|International Classification||H01R13/703, H01R13/453, H01R13/66, H02M5/45|
|Cooperative Classification||H02M5/4505, H01R13/7032, H01R13/4532, H01R13/4538, H01R13/6658|
|European Classification||H01R13/703B2, H01R13/453B, H02M5/45B|
|May 22, 2001||AS||Assignment|
|May 24, 2005||AS||Assignment|
Owner name: ASTRONICS ADVANCED ELECTRONIC SYSTEMS, CORP., WASH
Free format text: ASSIGNMENT OF ASSIGNORS INTEREST;ASSIGNOR:GENERAL DYNAMICS OTS (AEROSPACE), INC.;REEL/FRAME:016263/0808

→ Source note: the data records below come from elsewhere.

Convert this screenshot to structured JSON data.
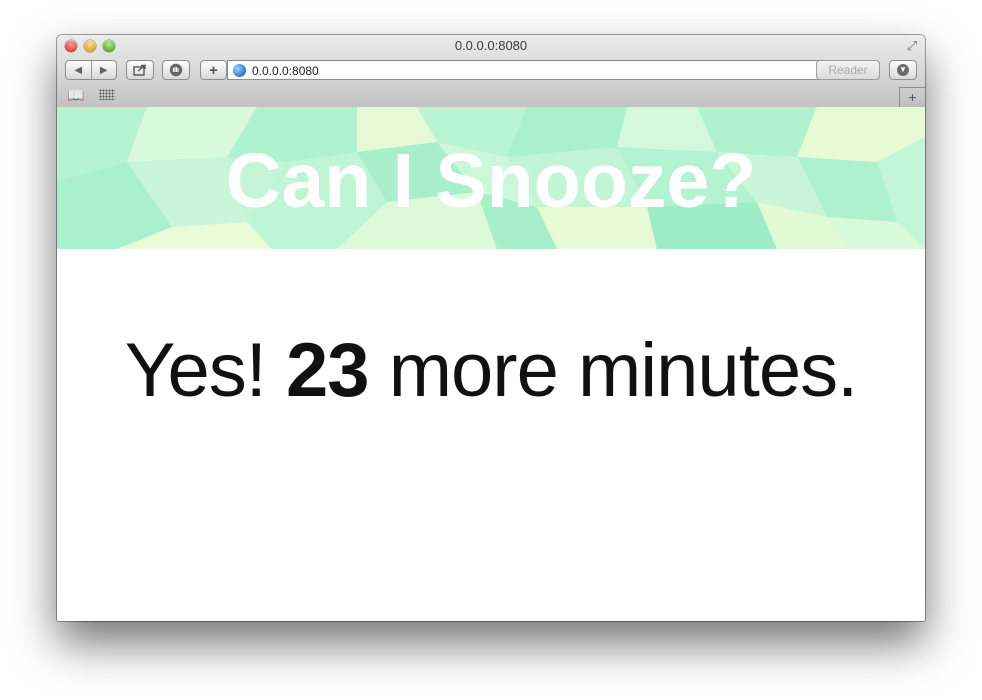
{
  "browser": {
    "window_title": "0.0.0.0:8080",
    "address": "0.0.0.0:8080",
    "reader_label": "Reader",
    "new_tab_label": "+",
    "add_bookmark_label": "+",
    "icons": {
      "back": "chevron-left-icon",
      "forward": "chevron-right-icon",
      "share": "share-icon",
      "pin": "hand-icon",
      "globe": "globe-icon",
      "reload": "reload-icon",
      "download": "download-icon",
      "bookmarks": "book-icon",
      "top_sites": "grid-icon",
      "fullscreen": "fullscreen-icon"
    }
  },
  "page": {
    "header_title": "Can I Snooze?",
    "answer_prefix": "Yes!",
    "minutes": "23",
    "answer_suffix": "more minutes."
  },
  "colors": {
    "hero_mint": "#aef5cd",
    "hero_light": "#e9fbd9",
    "hero_text": "#ffffff"
  }
}
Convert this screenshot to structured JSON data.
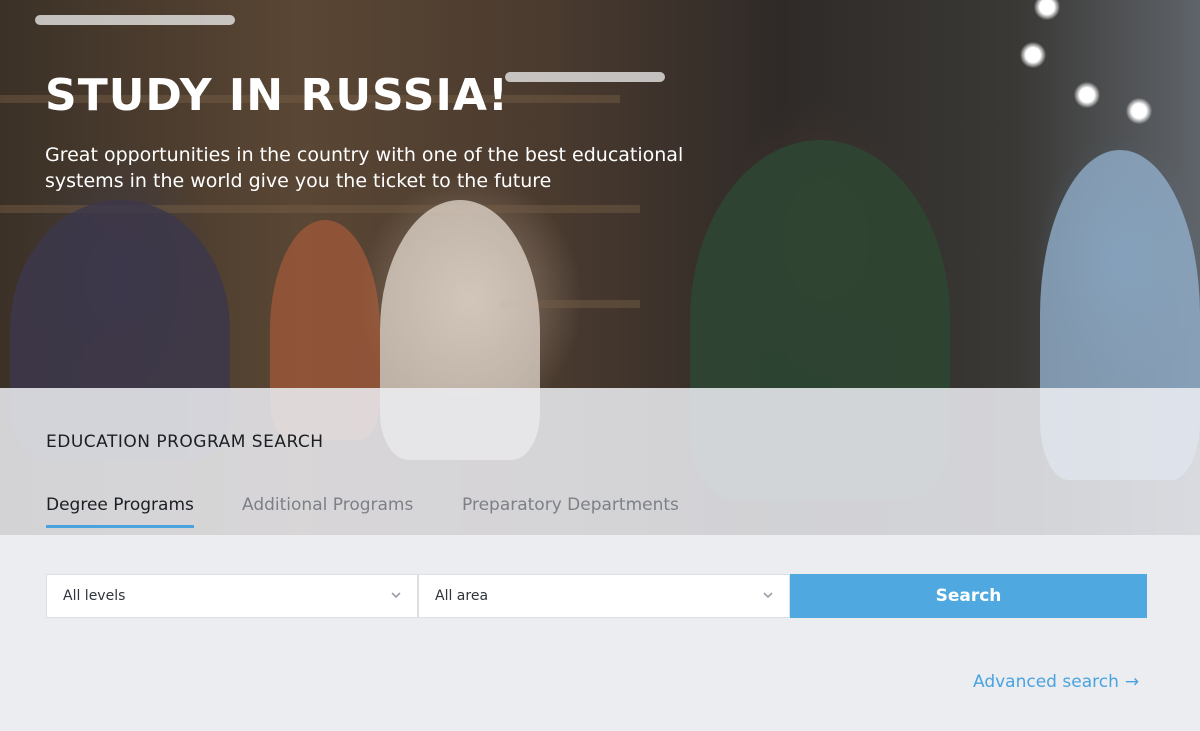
{
  "hero": {
    "title": "STUDY IN RUSSIA!",
    "subtitle": "Great opportunities in the country with one of the best educational systems in the world give you the ticket to the future"
  },
  "search": {
    "heading": "EDUCATION PROGRAM SEARCH",
    "tabs": [
      {
        "label": "Degree Programs",
        "active": true
      },
      {
        "label": "Additional Programs",
        "active": false
      },
      {
        "label": "Preparatory Departments",
        "active": false
      }
    ],
    "level_select": {
      "value": "All levels"
    },
    "area_select": {
      "value": "All area"
    },
    "button_label": "Search",
    "advanced_label": "Advanced search",
    "advanced_arrow": "→"
  },
  "icons": {
    "chevron": "chevron-down-icon",
    "arrow": "arrow-right-icon"
  },
  "colors": {
    "accent": "#4fa9e0",
    "text_dark": "#1b1f24",
    "text_muted": "#7c8188",
    "panel_bg": "#ebedf1"
  }
}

Effective date: 20050512
|Feb 14, 2007||REMI||Maintenance fee reminder mailed|
|Jul 29, 2007||LAPS||Lapse for failure to pay maintenance fees|
|Sep 18, 2007||FP||Expired due to failure to pay maintenance fee|
Effective date: 20070729